### PROVIDED ENTRIES
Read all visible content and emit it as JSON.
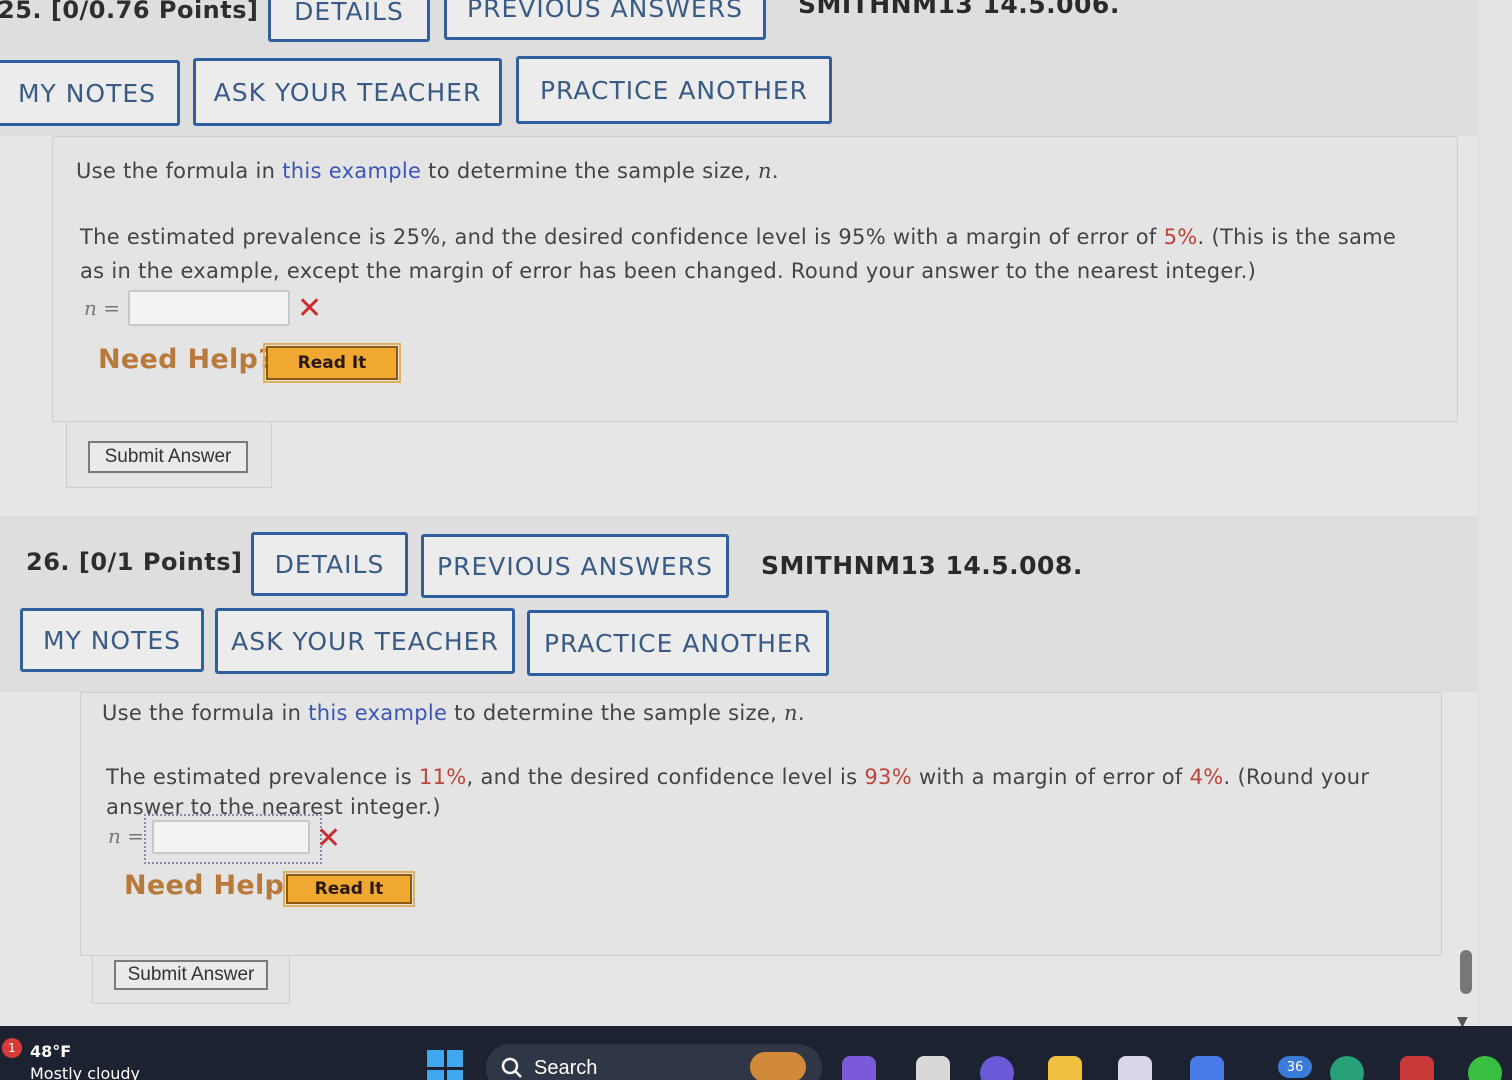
{
  "q25": {
    "number_label": "25. [0/0.76 Points]",
    "details_label": "DETAILS",
    "previous_answers_label": "PREVIOUS ANSWERS",
    "problem_id": "SMITHNM13 14.5.006.",
    "my_notes_label": "MY NOTES",
    "ask_teacher_label": "ASK YOUR TEACHER",
    "practice_label": "PRACTICE ANOTHER",
    "intro_before": "Use the formula in ",
    "intro_link": "this example",
    "intro_after": " to determine the sample size, ",
    "intro_var": "n",
    "intro_end": ".",
    "line1_a": "The estimated prevalence is 25%, and the desired confidence level is 95% with a margin of error of ",
    "line1_hl": "5%",
    "line1_b": ". (This is the same",
    "line2": "as in the example, except the margin of error has been changed. Round your answer to the nearest integer.)",
    "n_label": "n =",
    "answer_value": "",
    "need_help_label": "Need Help?",
    "read_it_label": "Read It",
    "submit_label": "Submit Answer"
  },
  "q26": {
    "number_label": "26. [0/1 Points]",
    "details_label": "DETAILS",
    "previous_answers_label": "PREVIOUS ANSWERS",
    "problem_id": "SMITHNM13 14.5.008.",
    "my_notes_label": "MY NOTES",
    "ask_teacher_label": "ASK YOUR TEACHER",
    "practice_label": "PRACTICE ANOTHER",
    "intro_before": "Use the formula in ",
    "intro_link": "this example",
    "intro_after": " to determine the sample size, ",
    "intro_var": "n",
    "intro_end": ".",
    "line1_a": "The estimated prevalence is ",
    "prevalence": "11%",
    "line1_b": ", and the desired confidence level is ",
    "confidence": "93%",
    "line1_c": " with a margin of error of ",
    "margin": "4%",
    "line1_d": ". (Round your",
    "line2": "answer to the nearest integer.)",
    "n_label": "n =",
    "answer_value": "",
    "need_help_label": "Need Help?",
    "read_it_label": "Read It",
    "submit_label": "Submit Answer"
  },
  "taskbar": {
    "weather_badge": "1",
    "temperature": "48°F",
    "condition": "Mostly cloudy",
    "search_label": "Search",
    "notification_count": "36"
  },
  "colors": {
    "button_border": "#2f5f9f",
    "link": "#3b56b8",
    "highlight": "#c0433a",
    "need_help": "#b87a3a",
    "read_it_bg": "#f0a830",
    "incorrect": "#cc2c2c"
  },
  "icons": [
    "incorrect-x-icon",
    "windows-start-icon",
    "search-icon",
    "scroll-down-arrow-icon"
  ]
}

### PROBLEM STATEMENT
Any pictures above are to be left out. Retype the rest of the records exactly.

### PROBLEM SOLUTION
Read all visible content and emit it as JSON.
{
  "q25": {
    "number_label": "25. [0/0.76 Points]",
    "details_label": "DETAILS",
    "previous_answers_label": "PREVIOUS ANSWERS",
    "problem_id": "SMITHNM13 14.5.006.",
    "my_notes_label": "MY NOTES",
    "ask_teacher_label": "ASK YOUR TEACHER",
    "practice_label": "PRACTICE ANOTHER",
    "intro_before": "Use the formula in ",
    "intro_link": "this example",
    "intro_after": " to determine the sample size, ",
    "intro_var": "n",
    "intro_end": ".",
    "line1_a": "The estimated prevalence is 25%, and the desired confidence level is 95% with a margin of error of ",
    "line1_hl": "5%",
    "line1_b": ". (This is the same",
    "line2": "as in the example, except the margin of error has been changed. Round your answer to the nearest integer.)",
    "n_label": "n =",
    "answer_value": "",
    "need_help_label": "Need Help?",
    "read_it_label": "Read It",
    "submit_label": "Submit Answer"
  },
  "q26": {
    "number_label": "26. [0/1 Points]",
    "details_label": "DETAILS",
    "previous_answers_label": "PREVIOUS ANSWERS",
    "problem_id": "SMITHNM13 14.5.008.",
    "my_notes_label": "MY NOTES",
    "ask_teacher_label": "ASK YOUR TEACHER",
    "practice_label": "PRACTICE ANOTHER",
    "intro_before": "Use the formula in ",
    "intro_link": "this example",
    "intro_after": " to determine the sample size, ",
    "intro_var": "n",
    "intro_end": ".",
    "line1_a": "The estimated prevalence is ",
    "prevalence": "11%",
    "line1_b": ", and the desired confidence level is ",
    "confidence": "93%",
    "line1_c": " with a margin of error of ",
    "margin": "4%",
    "line1_d": ". (Round your",
    "line2": "answer to the nearest integer.)",
    "n_label": "n =",
    "answer_value": "",
    "need_help_label": "Need Help?",
    "read_it_label": "Read It",
    "submit_label": "Submit Answer"
  },
  "taskbar": {
    "weather_badge": "1",
    "temperature": "48°F",
    "condition": "Mostly cloudy",
    "search_label": "Search",
    "notification_count": "36"
  },
  "colors": {
    "button_border": "#2f5f9f",
    "link": "#3b56b8",
    "highlight": "#c0433a",
    "need_help": "#b87a3a",
    "read_it_bg": "#f0a830",
    "incorrect": "#cc2c2c"
  },
  "icons": [
    "incorrect-x-icon",
    "windows-start-icon",
    "search-icon",
    "scroll-down-arrow-icon"
  ]
}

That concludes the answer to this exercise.